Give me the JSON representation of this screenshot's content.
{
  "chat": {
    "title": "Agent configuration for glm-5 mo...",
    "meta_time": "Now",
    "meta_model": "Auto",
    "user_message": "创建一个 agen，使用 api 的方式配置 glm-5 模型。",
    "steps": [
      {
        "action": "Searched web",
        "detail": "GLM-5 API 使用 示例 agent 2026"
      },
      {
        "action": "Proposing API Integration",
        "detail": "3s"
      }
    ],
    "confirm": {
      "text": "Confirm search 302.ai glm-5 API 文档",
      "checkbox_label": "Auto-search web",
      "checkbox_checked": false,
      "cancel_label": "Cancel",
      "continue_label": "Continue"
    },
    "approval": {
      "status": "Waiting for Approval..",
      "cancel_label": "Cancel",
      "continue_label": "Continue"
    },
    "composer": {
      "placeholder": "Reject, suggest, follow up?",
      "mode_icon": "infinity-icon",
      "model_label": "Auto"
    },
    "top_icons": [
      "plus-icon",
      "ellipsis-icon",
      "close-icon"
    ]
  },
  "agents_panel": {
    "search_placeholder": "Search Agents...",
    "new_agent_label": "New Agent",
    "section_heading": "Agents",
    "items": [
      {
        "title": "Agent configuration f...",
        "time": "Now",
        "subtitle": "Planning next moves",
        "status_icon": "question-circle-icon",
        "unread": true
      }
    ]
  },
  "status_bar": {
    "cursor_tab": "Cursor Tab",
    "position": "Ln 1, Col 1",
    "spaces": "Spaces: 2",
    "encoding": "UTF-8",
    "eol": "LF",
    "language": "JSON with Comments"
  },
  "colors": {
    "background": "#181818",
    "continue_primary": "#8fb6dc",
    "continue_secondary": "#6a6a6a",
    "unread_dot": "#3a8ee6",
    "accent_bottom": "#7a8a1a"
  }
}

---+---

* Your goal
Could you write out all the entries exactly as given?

* Response to the exercise
Give me the JSON representation of this screenshot's content.
{
  "chat": {
    "title": "Agent configuration for glm-5 mo...",
    "meta_time": "Now",
    "meta_model": "Auto",
    "user_message": "创建一个 agen，使用 api 的方式配置 glm-5 模型。",
    "steps": [
      {
        "action": "Searched web",
        "detail": "GLM-5 API 使用 示例 agent 2026"
      },
      {
        "action": "Proposing API Integration",
        "detail": "3s"
      }
    ],
    "confirm": {
      "text": "Confirm search 302.ai glm-5 API 文档",
      "checkbox_label": "Auto-search web",
      "checkbox_checked": false,
      "cancel_label": "Cancel",
      "continue_label": "Continue"
    },
    "approval": {
      "status": "Waiting for Approval..",
      "cancel_label": "Cancel",
      "continue_label": "Continue"
    },
    "composer": {
      "placeholder": "Reject, suggest, follow up?",
      "mode_icon": "infinity-icon",
      "model_label": "Auto"
    },
    "top_icons": [
      "plus-icon",
      "ellipsis-icon",
      "close-icon"
    ]
  },
  "agents_panel": {
    "search_placeholder": "Search Agents...",
    "new_agent_label": "New Agent",
    "section_heading": "Agents",
    "items": [
      {
        "title": "Agent configuration f...",
        "time": "Now",
        "subtitle": "Planning next moves",
        "status_icon": "question-circle-icon",
        "unread": true
      }
    ]
  },
  "status_bar": {
    "cursor_tab": "Cursor Tab",
    "position": "Ln 1, Col 1",
    "spaces": "Spaces: 2",
    "encoding": "UTF-8",
    "eol": "LF",
    "language": "JSON with Comments"
  },
  "colors": {
    "background": "#181818",
    "continue_primary": "#8fb6dc",
    "continue_secondary": "#6a6a6a",
    "unread_dot": "#3a8ee6",
    "accent_bottom": "#7a8a1a"
  }
}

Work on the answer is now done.